**TASK TO CARRY OUT:**
Check each line of the entries for "arrow" and report the ones that have it.

(Recorded data)
---
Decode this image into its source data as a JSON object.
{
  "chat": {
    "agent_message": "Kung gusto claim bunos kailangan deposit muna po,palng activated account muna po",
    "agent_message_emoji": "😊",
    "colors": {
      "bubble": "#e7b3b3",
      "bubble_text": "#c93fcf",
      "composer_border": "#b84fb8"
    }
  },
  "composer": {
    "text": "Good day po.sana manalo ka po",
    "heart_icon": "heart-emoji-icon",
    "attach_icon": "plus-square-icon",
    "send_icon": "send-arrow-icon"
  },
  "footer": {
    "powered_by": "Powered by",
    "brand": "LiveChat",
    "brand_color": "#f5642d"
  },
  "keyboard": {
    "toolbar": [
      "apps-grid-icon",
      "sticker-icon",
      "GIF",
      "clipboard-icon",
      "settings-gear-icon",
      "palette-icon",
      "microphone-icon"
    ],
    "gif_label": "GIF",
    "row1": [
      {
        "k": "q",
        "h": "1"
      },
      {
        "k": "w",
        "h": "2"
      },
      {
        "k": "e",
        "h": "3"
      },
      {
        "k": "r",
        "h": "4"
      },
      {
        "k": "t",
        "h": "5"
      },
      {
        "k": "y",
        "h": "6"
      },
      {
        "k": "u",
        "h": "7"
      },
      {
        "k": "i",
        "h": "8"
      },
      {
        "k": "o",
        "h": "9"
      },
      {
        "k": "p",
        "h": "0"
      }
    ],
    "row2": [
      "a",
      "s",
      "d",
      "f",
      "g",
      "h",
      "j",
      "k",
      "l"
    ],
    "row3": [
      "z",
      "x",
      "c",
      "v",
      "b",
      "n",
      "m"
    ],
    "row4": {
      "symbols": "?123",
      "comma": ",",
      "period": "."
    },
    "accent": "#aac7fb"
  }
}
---
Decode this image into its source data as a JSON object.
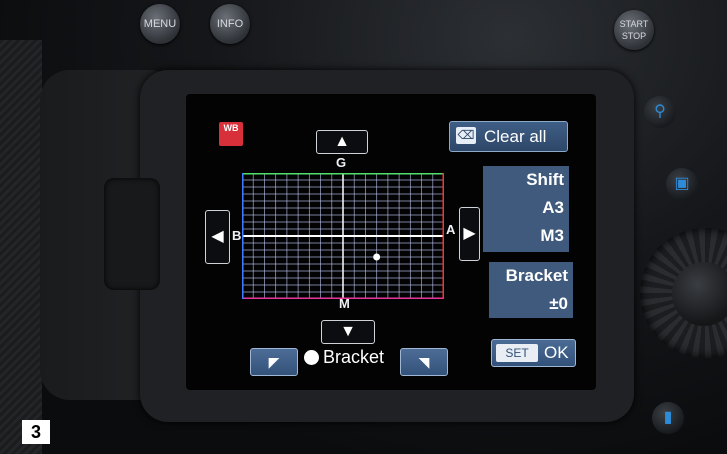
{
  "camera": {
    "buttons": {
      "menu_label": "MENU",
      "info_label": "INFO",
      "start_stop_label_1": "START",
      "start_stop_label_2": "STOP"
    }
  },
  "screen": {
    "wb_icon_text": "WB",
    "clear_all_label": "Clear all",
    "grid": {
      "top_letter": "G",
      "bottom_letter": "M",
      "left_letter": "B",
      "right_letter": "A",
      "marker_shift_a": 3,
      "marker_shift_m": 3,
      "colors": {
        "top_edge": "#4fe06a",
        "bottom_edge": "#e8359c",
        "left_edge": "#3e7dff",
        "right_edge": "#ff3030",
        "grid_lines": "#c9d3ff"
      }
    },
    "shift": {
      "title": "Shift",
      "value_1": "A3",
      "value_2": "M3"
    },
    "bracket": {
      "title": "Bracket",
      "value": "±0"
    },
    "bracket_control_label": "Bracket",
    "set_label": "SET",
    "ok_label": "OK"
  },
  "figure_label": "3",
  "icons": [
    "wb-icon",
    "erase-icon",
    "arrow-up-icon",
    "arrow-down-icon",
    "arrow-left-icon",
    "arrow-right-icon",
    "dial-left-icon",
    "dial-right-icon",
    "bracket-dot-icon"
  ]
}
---
**RESULT OF THE EXERCISE:**
    "send_icon": "send-arrow-icon"
    "arrow-up-icon",
    "arrow-down-icon",
    "arrow-left-icon",
    "arrow-right-icon",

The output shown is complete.